Johnson v. StateAnnotate this Case
238 S.W.2d 766 (1951)
JOHNSON v. STATE.
Court of Criminal Appeals of Texas.
April 25, 1951.
Chas. E. Kamp, Houston, for appellant.
George P. Blackburn, State's Atty., of Austin, for the State.
This is a conviction for negligent homicide of the first degree; the punishment, six months in jail.
The lawful act which appellant was alleged to have been committing was that of driving a truck and trailer upon a street of the city of Houston. The negligence of the appellant was alleged to be: (1) the failure to guide the truck away from the automobile in which deceased was riding, as a person of ordinary prudence would have done under like circumstances, (2) the failure to keep his truck and trailer under proper control by reason of its operation at a fast rate of speed, the roadway being then and there slick and wet and rain falling thereon, (3) *767 the failure to keep a proper lookout for the automobile in which deceased was riding, (4) the failure to slacken and reduce the speed of the truck.
The sufficiency of the evidence is attacked.
There were no eye witnesses to the transaction. No witness was able to give an account as to the relative position of the respective vehicles at the time of or just prior to the collision.
So far as we have been able to ascertain, the following appears to be a fair statement of the facts:
Appellant, in a truck with trailer attached, was traveling south on Fulton Street in the city of Houston when an automobile, also being driven south and about fifteen feet ahead of the truck, turned right, with no prior warning hand signal, into the first of two adjoining parking lots. As the driver of the automobile slowed his car to make this turn and the car's stop light flashed, appellant applied his brakes. This, on a street slick from recent rain and unfinished resurfacing, caused the trailer to skid and jack-knife around and into the right side of the truck and into a ditch on the right side of the street.

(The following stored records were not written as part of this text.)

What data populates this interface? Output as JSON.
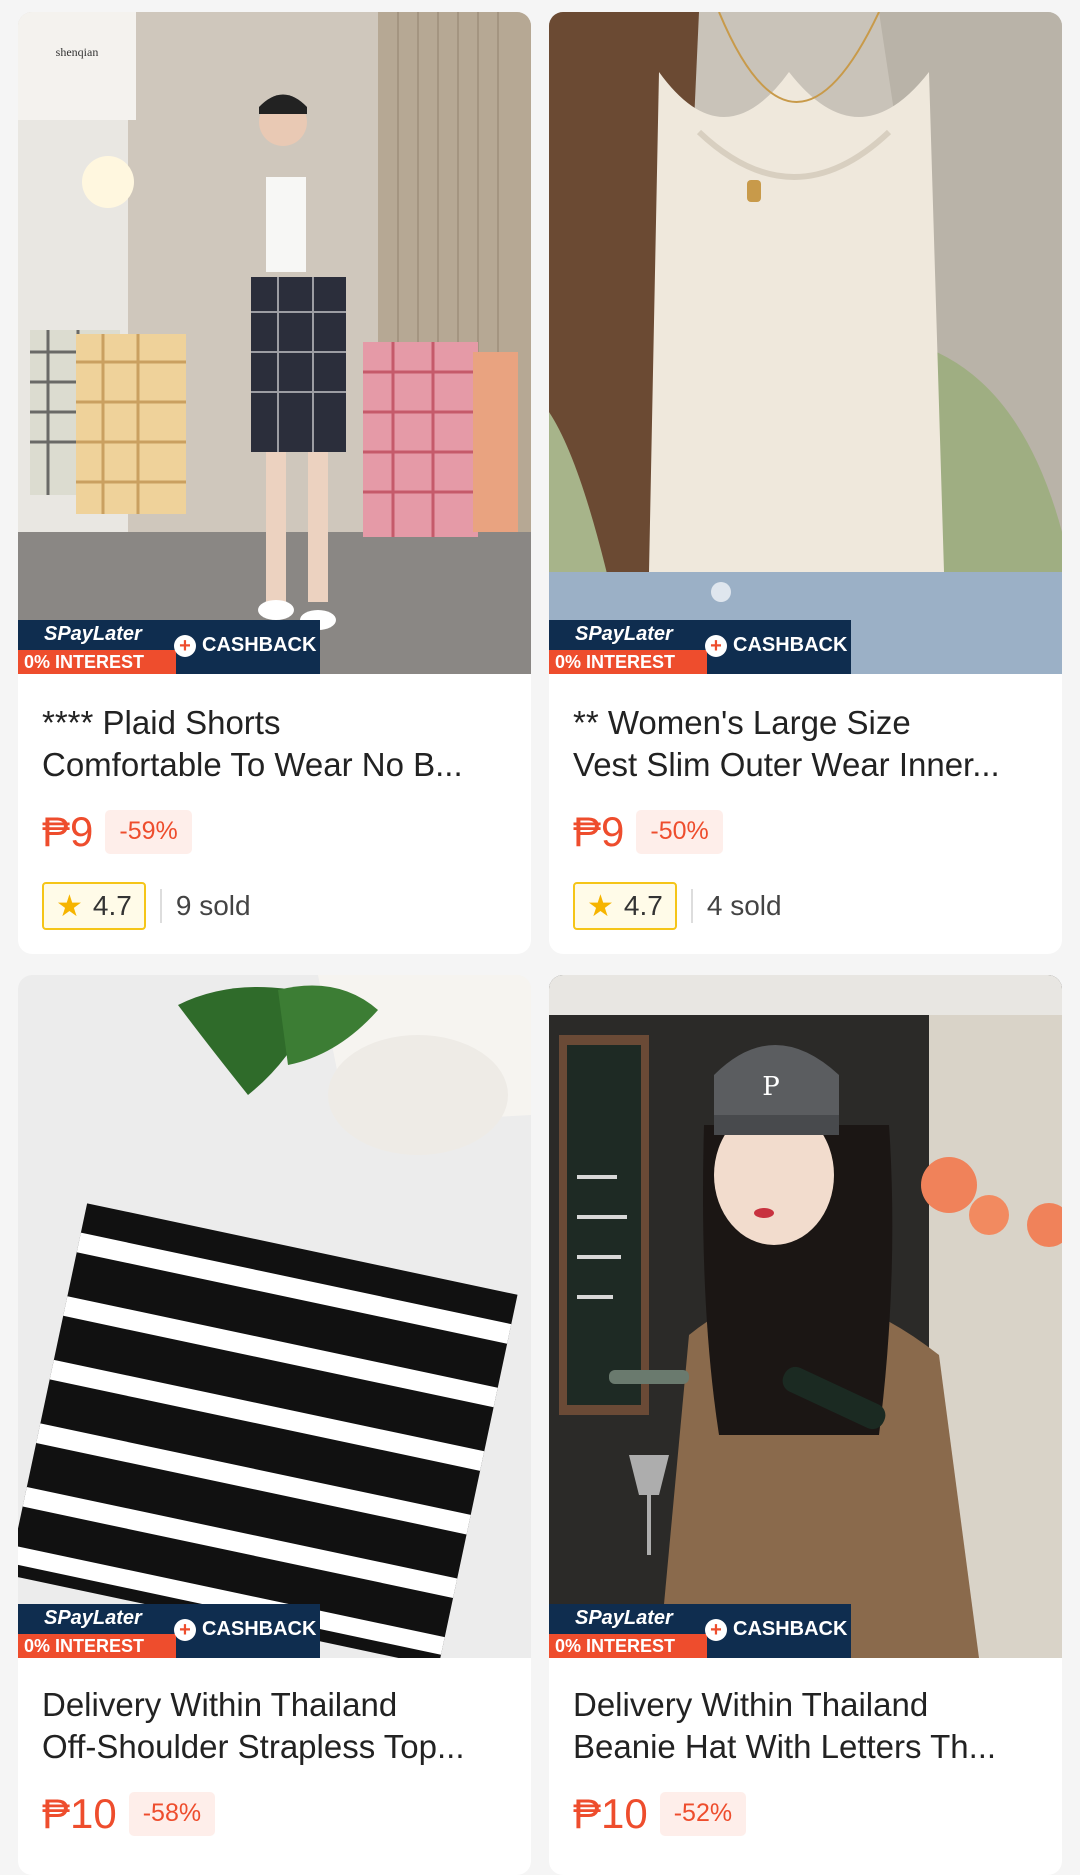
{
  "products": [
    {
      "title_line1": "**** Plaid Shorts",
      "title_line2": "Comfortable To Wear No B...",
      "price": "₱9",
      "discount": "-59%",
      "rating": "4.7",
      "sold": "9 sold",
      "badge": {
        "spaylater": "SPayLater",
        "interest": "0% INTEREST",
        "cashback": "CASHBACK"
      }
    },
    {
      "title_line1": "** Women's Large Size",
      "title_line2": "Vest Slim Outer Wear Inner...",
      "price": "₱9",
      "discount": "-50%",
      "rating": "4.7",
      "sold": "4 sold",
      "badge": {
        "spaylater": "SPayLater",
        "interest": "0% INTEREST",
        "cashback": "CASHBACK"
      }
    },
    {
      "title_line1": "Delivery Within Thailand",
      "title_line2": "Off-Shoulder Strapless Top...",
      "price": "₱10",
      "discount": "-58%",
      "badge": {
        "spaylater": "SPayLater",
        "interest": "0% INTEREST",
        "cashback": "CASHBACK"
      }
    },
    {
      "title_line1": "Delivery Within Thailand",
      "title_line2": "Beanie Hat With Letters Th...",
      "price": "₱10",
      "discount": "-52%",
      "badge": {
        "spaylater": "SPayLater",
        "interest": "0% INTEREST",
        "cashback": "CASHBACK"
      }
    }
  ],
  "brand_logo_text": "shenqian",
  "colors": {
    "accent": "#ee4d2d",
    "badge_navy": "#0f2d4f",
    "star": "#f6b400"
  }
}
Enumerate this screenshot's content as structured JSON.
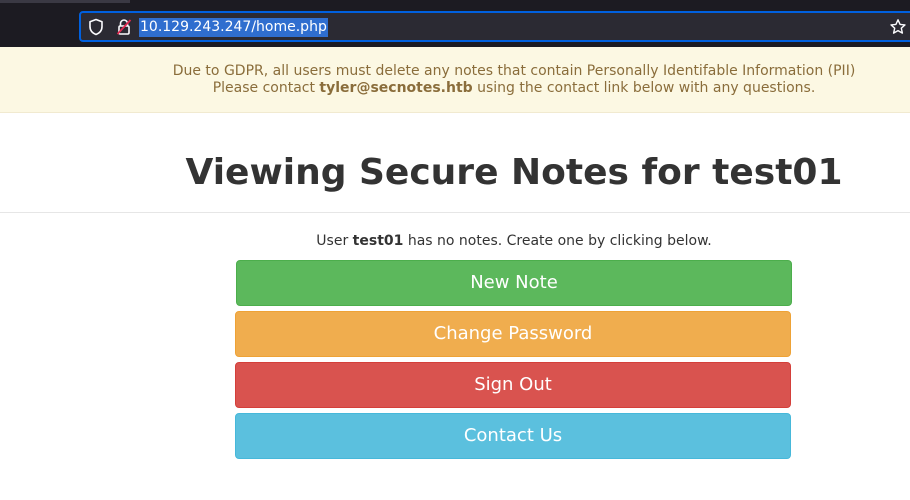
{
  "browser": {
    "url": "10.129.243.247/home.php",
    "icons": {
      "tracking": "shield-icon",
      "security": "insecure-lock-icon",
      "bookmark": "star-icon"
    },
    "colors": {
      "chrome_bg": "#1c1b22",
      "urlbar_focus": "#0060df",
      "selection": "#2f6ecf"
    }
  },
  "banner": {
    "line1": "Due to GDPR, all users must delete any notes that contain Personally Identifable Information (PII)",
    "line2_prefix": "Please contact ",
    "email": "tyler@secnotes.htb",
    "line2_suffix": " using the contact link below with any questions.",
    "colors": {
      "bg": "#fcf8e3",
      "text": "#8a6d3b"
    }
  },
  "heading": {
    "prefix": "Viewing Secure Notes for ",
    "username": "test01"
  },
  "notes_status": {
    "prefix": "User ",
    "username": "test01",
    "suffix": " has no notes. Create one by clicking below."
  },
  "actions": {
    "new_note": "New Note",
    "change_password": "Change Password",
    "sign_out": "Sign Out",
    "contact_us": "Contact Us"
  },
  "colors": {
    "new_note": "#5cb85c",
    "change_password": "#f0ad4e",
    "sign_out": "#d9534f",
    "contact_us": "#5bc0de"
  }
}
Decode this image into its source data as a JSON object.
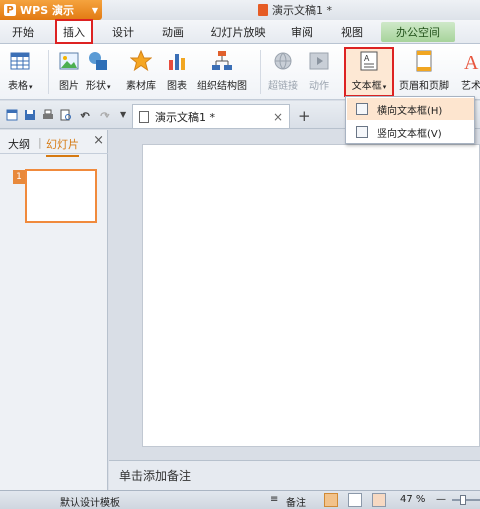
{
  "titlebar": {
    "app_name": "WPS 演示",
    "logo_letter": "P",
    "doc_title": "演示文稿1 *"
  },
  "menu": {
    "tabs": [
      {
        "label": "开始"
      },
      {
        "label": "插入"
      },
      {
        "label": "设计"
      },
      {
        "label": "动画"
      },
      {
        "label": "幻灯片放映"
      },
      {
        "label": "审阅"
      },
      {
        "label": "视图"
      },
      {
        "label": "办公空间"
      }
    ],
    "active": "插入"
  },
  "ribbon": {
    "buttons": [
      {
        "label": "表格"
      },
      {
        "label": "图片"
      },
      {
        "label": "形状"
      },
      {
        "label": "素材库"
      },
      {
        "label": "图表"
      },
      {
        "label": "组织结构图"
      },
      {
        "label": "超链接"
      },
      {
        "label": "动作"
      },
      {
        "label": "文本框"
      },
      {
        "label": "页眉和页脚"
      },
      {
        "label": "艺术"
      }
    ]
  },
  "quick_access": {
    "doc_tab_title": "演示文稿1 *",
    "close_label": "×",
    "new_tab_label": "+"
  },
  "left_panel": {
    "tab_outline": "大纲",
    "tab_slides": "幻灯片",
    "close_label": "×",
    "slide_number": "1"
  },
  "notes": {
    "placeholder": "单击添加备注"
  },
  "statusbar": {
    "template": "默认设计模板",
    "notes_label": "备注",
    "zoom": "47 %",
    "zoom_minus": "—"
  },
  "dropdown": {
    "items": [
      {
        "label": "横向文本框(H)"
      },
      {
        "label": "竖向文本框(V)"
      }
    ]
  },
  "colors": {
    "wps_orange": "#e27a12",
    "highlight_red": "#dd2222",
    "office_green": "#a7d39b",
    "active_slide_border": "#f08a3c"
  }
}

It appears there is a gradual thirty-degree westerly curve in the street, precluding an unobstructed view of the street ahead. One of the state's witnesses, a police officer, who was also driving south about four blocks to the rear, testified to hearing the crash and seeing the top of the truck turning east to the driver's left. Not until he had "partially rounded the curve which is there" did he see the deceased's car, then in the opposite ditch.
After the accident, with his skull fractured, deceased was found unconscious in an automobile ditched across the street.
A witness testified that prior to the accident as he looked out a window in his home on Fulton Street to see if it had stopped raining, he had seen the truck but no other vehicle. He testified: "This truck was going about medium. I did not see the accident happen * * *." He further testified that after hearing the crash and going to the scene he "saw Mr. Sciacco (deceased) in this automobile. That is all I know about it." (Parentheses supplied.)
Appellant testified that it was "possible" for the automobile he was "in collision with, to have came out of the second parking lot"; that "* * * I had never seen the car before and at this time was when that I learend that it was involved in the collision."
A police officer testified: "I took him (appellant) to the police station a few minutes after I was trying to locate a car which he had described, and he was going to assist me in finding that car which he was following and which he believed to be partied on the parking lot at the time of the collision * * * He wasn't under arrest * * * we couldn't establish the point of impact." (Parentheses supplied)
The record does not disclose the result of the attempt to find the automobile.
Another officer testified: "* * * the defendant was driving on his right-hand side of the road, going south. I found no damage on the left-hand side of the truck, other than on the trailer, at the rear * *. When I got there, I found this truck and this trailer jack-knifed * * *. The trailer was not across the street; it was about 10 feet over on Fulton * * *. I did not see how the damage occurred to that automobile; I didn't see it."
No bills of exception accompany the record.
The disposition of this case appears to be controlled by the provisions of Chapter 14, Homicide by Negligence, Art. 1232, P.C., which reads as follows: "To constitute this offense there must be an apparent danger of causing the death of the person killed or some other."
By this statute, in order to constitute the crime of negligent homicide an apparent danger of causing the death of the deceased or some other person must appear from the negligent acts of the accused.
Whether apparent danger does, in fact, exist is not to be determined from the viewpoint of the accused, alone, but rather from the facts as a whole. Vasquez v. State, 121 Tex.Cr.R. 478, 52 S.W.2d 1056.
*768 Examining the instant facts in the light of the statute and rule stated, we are unable to point to any one fact or set of facts which would authorize the conclusion that in the performance thereof there was an apparent danger of killing the deceased or some other person. Such being true, we are not required to make the further determination as to whether any acts showing an apparent danger were acts here charged as negligence. The conclusion expressed finds support in the case of Johnson v. State, 151 Tex.Cr.R. 313, 207 S.W.2d 871.
Believing the facts insufficient to support the conviction, the judgment is reversed and the cause remanded.
Opinion approved by the Court.